Many experts believe that Hungary has received or will receive concessions on gas pricing, or will be able to conclude a new long-term gas contract on more favourable terms. The current long-term contract expires in 2015. State company MVM purchased E.ON’s Hungarian gas wholesale subsidiary in autumn 2013, paving the way for the government to negotiate directly with Gazprom. Alexey Miller, Gazprom’s CEO, met with Viktor Orbán unexpectedly in mid-December in Budapest, just a few weeks before the nuclear deal was announced. A third round of gas and electricity price cuts for households was set just a week after Orbán’s Moscow visit. All these coincidences tempt many to speculate about a possible connection between the two issues.
Another area of speculation concerns the finality of nuclear investments. Even if the government says that the new plants are going to replace the old ones, the construction timeline suggests a different scenario. According to current deadlines, the old and new reactors would operate in parallel for approximately five years (between 2028 and 2032). This presupposes large investments in training for the necessary personnel and in transmission capacity, most of which would go idle through the gradual decommissioning of the old plants (between 2032 and 2037). The only economically reasonable way to utilise this transmission capacity and skilled workforce is to build another two blocks. This would mean another similar nuclear deal in the next 4-8 years. Still, no public indication has been made by the government about any move of this type.
The nuclear deal has serious deficiencies in all possible regards. Most of the legal, economic and political risks have been neglected. The government failed to do the necessary preliminary studies, prepared the agreement in secrecy, and would like to secure parliamentary approval based on shaky legal arguments and in an undemocratic manner. Even if it may yield some short-term benefits, the new Cabinet will have a politically and economically toxic project to grapple with after the upcoming elections.
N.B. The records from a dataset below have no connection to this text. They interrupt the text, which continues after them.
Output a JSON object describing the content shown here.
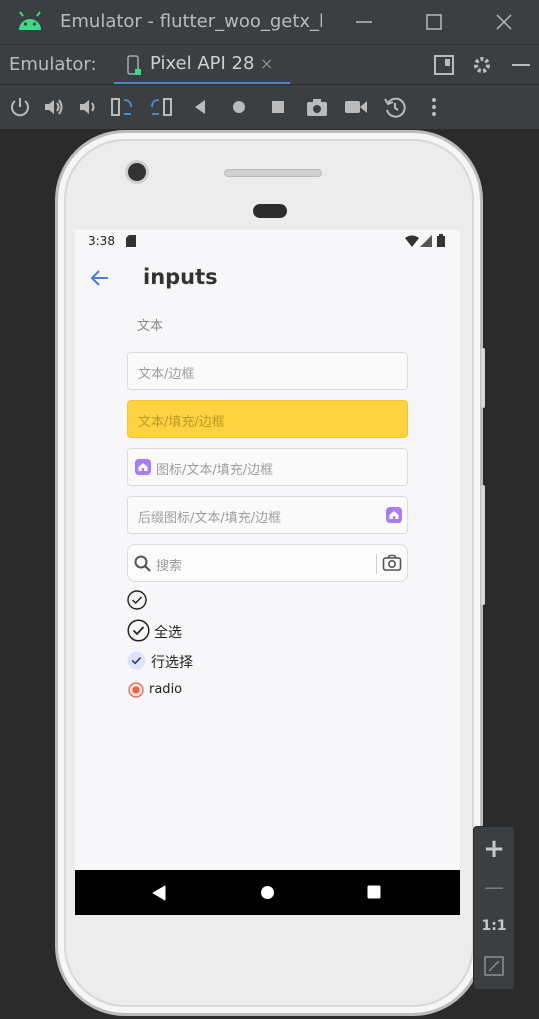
{
  "window": {
    "title": "Emulator - flutter_woo_getx_learn",
    "minimize_glyph": "—",
    "maximize_glyph": "☐",
    "close_glyph": "✕"
  },
  "tabbar": {
    "emulator_label": "Emulator:",
    "tab_label": "Pixel API 28",
    "tab_close": "×"
  },
  "toolbar": {
    "icons": [
      "power-icon",
      "volume-up-icon",
      "volume-down-icon",
      "rotate-left-icon",
      "rotate-right-icon",
      "back-icon",
      "home-icon",
      "overview-icon",
      "screenshot-icon",
      "screen-record-icon",
      "snapshot-icon",
      "more-icon"
    ]
  },
  "status_bar": {
    "time": "3:38"
  },
  "app_bar": {
    "title": "inputs"
  },
  "inputs": {
    "plain_text_label": "文本",
    "bordered_placeholder": "文本/边框",
    "filled_placeholder": "文本/填充/边框",
    "icon_filled_placeholder": "图标/文本/填充/边框",
    "suffix_icon_placeholder": "后缀图标/文本/填充/边框",
    "search_placeholder": "搜索"
  },
  "checks": {
    "select_all_label": "全选",
    "row_select_label": "行选择",
    "radio_label": "radio"
  },
  "zoom_panel": {
    "zoom_in": "+",
    "zoom_out": "—",
    "actual_size": "1:1"
  },
  "colors": {
    "accent": "#4a88c7",
    "fill_yellow": "#ffd23f",
    "badge_purple": "#a97cf8",
    "radio_red": "#e85d4a"
  }
}
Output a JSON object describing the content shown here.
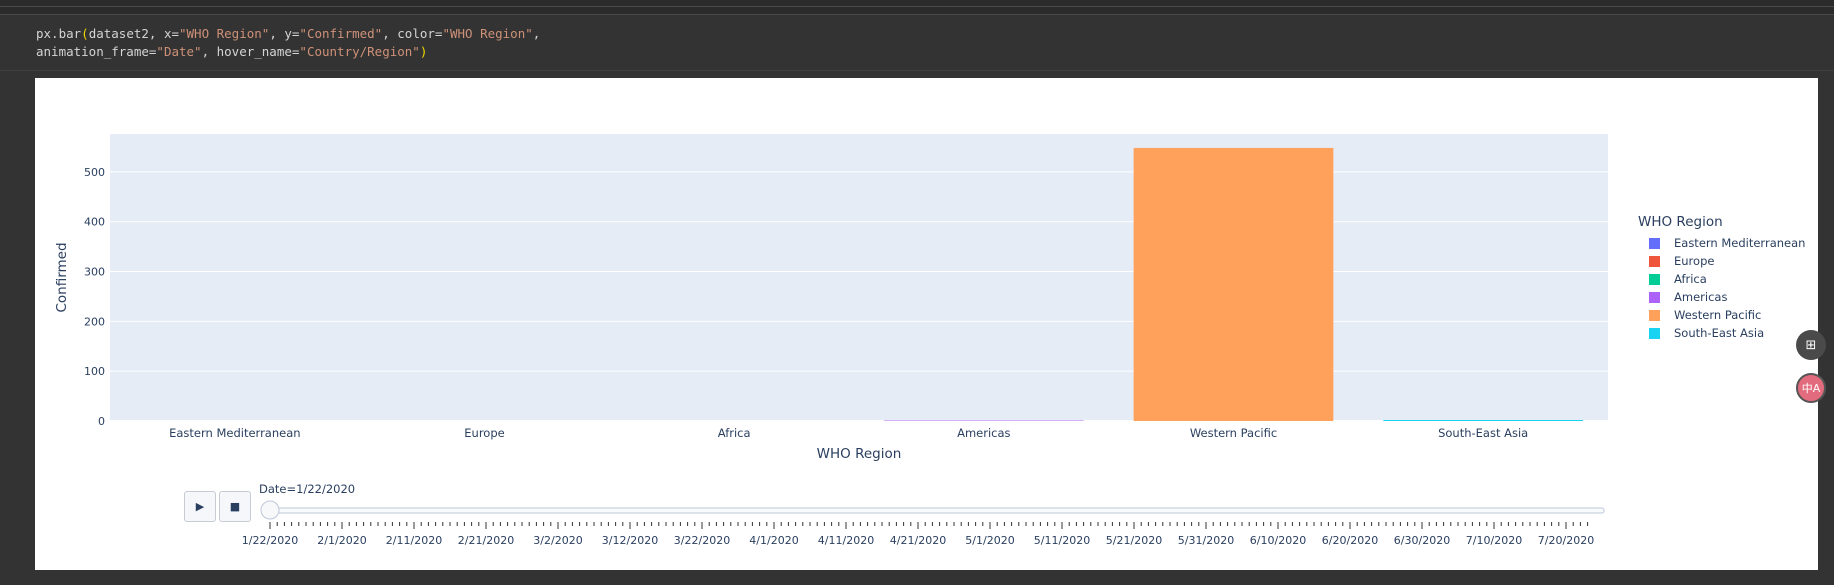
{
  "code": {
    "line1_prefix": "px.bar",
    "line1_paren_open": "(",
    "line1_a": "dataset2, x=",
    "line1_x": "\"WHO Region\"",
    "line1_b": ", y=",
    "line1_y": "\"Confirmed\"",
    "line1_c": ", color=",
    "line1_color": "\"WHO Region\"",
    "line1_d": ",",
    "line2_a": "animation_frame=",
    "line2_anim": "\"Date\"",
    "line2_b": ", hover_name=",
    "line2_hover": "\"Country/Region\"",
    "line2_paren_close": ")"
  },
  "chart_data": {
    "type": "bar",
    "xlabel": "WHO Region",
    "ylabel": "Confirmed",
    "categories": [
      "Eastern Mediterranean",
      "Europe",
      "Africa",
      "Americas",
      "Western Pacific",
      "South-East Asia"
    ],
    "values": [
      0,
      0,
      0,
      1,
      548,
      2
    ],
    "colors": [
      "#636efa",
      "#ef553b",
      "#00cc96",
      "#ab63fa",
      "#ffa15a",
      "#19d3f3"
    ],
    "yticks": [
      0,
      100,
      200,
      300,
      400,
      500
    ],
    "ylim": [
      0,
      576
    ],
    "grid": true,
    "plot_bg": "#e5ecf6",
    "legend": {
      "title": "WHO Region",
      "placement": "right",
      "entries": [
        "Eastern Mediterranean",
        "Europe",
        "Africa",
        "Americas",
        "Western Pacific",
        "South-East Asia"
      ]
    }
  },
  "animation": {
    "current_label": "Date=1/22/2020",
    "play_icon": "play-icon",
    "stop_icon": "stop-icon",
    "position": 0,
    "dates": [
      "1/22/2020",
      "2/1/2020",
      "2/11/2020",
      "2/21/2020",
      "3/2/2020",
      "3/12/2020",
      "3/22/2020",
      "4/1/2020",
      "4/11/2020",
      "4/21/2020",
      "5/1/2020",
      "5/11/2020",
      "5/21/2020",
      "5/31/2020",
      "6/10/2020",
      "6/20/2020",
      "6/30/2020",
      "7/10/2020",
      "7/20/2020"
    ]
  },
  "floating": {
    "apps_icon": "apps-icon",
    "translate_icon": "translate-icon",
    "accent": "#e26b7d"
  }
}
Hungary already has the fifth-highest share of nuclear production globally in its total electricity generation, and with these additions it might overtake France for the highest share by 2030. Such a high level of baseload generation poses significant challenges for network balancing in a situation where flexibility is increasingly becoming one of the key merits of any electricity system in Europe. A resource-poor country with shaky economic fundaments would make major investments in order to become an energy exporter, and subsidies provided by Hungarian taxpayers would be redistributed among foreign consumers. Around 55-65% of the country’s electricity production would be based on Russian technology, operating at a single location (Paks). This is a project with an obscure past and a murky future.
The author András Deák is Associate Fellow at the Hungarian Institute of International Affairs and Board Member of Energiaklub Climate Policy Institute.